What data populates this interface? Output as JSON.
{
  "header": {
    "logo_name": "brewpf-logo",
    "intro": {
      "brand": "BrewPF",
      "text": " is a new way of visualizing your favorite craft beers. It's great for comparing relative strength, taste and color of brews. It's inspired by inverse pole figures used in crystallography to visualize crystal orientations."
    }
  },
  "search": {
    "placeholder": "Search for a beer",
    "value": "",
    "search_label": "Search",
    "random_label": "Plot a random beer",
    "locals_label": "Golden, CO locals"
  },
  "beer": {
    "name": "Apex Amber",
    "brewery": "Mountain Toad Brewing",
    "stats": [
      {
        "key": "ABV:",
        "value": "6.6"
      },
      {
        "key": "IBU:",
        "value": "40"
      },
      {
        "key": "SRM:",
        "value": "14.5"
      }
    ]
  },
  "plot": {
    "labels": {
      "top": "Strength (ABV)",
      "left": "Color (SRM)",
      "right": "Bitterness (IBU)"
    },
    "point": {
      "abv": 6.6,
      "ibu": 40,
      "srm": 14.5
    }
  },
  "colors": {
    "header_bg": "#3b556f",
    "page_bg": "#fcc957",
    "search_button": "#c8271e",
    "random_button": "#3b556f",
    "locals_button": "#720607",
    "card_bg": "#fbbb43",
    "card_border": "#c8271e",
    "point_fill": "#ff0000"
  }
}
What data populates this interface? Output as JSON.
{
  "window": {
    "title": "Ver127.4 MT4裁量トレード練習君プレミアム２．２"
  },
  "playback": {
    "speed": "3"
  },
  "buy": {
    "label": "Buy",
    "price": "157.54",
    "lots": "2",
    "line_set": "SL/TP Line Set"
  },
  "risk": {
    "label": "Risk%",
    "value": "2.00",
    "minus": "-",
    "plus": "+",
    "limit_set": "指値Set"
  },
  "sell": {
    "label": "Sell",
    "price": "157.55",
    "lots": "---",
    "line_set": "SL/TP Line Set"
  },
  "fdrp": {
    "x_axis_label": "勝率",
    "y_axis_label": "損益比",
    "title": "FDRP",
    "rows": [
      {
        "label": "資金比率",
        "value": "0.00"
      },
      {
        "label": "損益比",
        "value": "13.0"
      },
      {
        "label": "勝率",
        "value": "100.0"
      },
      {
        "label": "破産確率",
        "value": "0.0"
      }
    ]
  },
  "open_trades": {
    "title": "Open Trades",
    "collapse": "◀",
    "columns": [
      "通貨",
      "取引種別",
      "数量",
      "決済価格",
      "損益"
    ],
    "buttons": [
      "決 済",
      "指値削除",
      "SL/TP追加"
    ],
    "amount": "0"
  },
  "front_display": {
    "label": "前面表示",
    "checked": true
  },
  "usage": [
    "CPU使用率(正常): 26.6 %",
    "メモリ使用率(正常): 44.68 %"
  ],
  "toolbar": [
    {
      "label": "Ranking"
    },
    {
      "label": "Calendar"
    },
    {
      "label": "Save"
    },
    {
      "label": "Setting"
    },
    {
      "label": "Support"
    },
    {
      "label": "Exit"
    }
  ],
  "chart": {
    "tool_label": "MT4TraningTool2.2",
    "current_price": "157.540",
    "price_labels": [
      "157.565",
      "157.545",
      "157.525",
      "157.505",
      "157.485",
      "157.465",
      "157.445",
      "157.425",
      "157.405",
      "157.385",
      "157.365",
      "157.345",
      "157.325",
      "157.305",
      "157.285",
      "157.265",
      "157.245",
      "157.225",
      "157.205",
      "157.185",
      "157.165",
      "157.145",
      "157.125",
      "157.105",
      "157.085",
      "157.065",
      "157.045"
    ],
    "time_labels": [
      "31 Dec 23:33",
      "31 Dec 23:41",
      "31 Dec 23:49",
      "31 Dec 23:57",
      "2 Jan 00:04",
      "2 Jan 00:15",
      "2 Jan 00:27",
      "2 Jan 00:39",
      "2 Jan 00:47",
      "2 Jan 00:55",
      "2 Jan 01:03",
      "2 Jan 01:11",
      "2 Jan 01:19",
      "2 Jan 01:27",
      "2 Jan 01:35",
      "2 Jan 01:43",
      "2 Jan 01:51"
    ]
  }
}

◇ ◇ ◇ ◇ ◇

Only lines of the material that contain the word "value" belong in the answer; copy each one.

> _Response to the exercise_
    "value": "",
        "value": "6.6"
        "value": "40"
        "value": "14.5"
    "value": "2.00",
        "value": "0.00"
        "value": "13.0"
        "value": "100.0"
        "value": "0.0"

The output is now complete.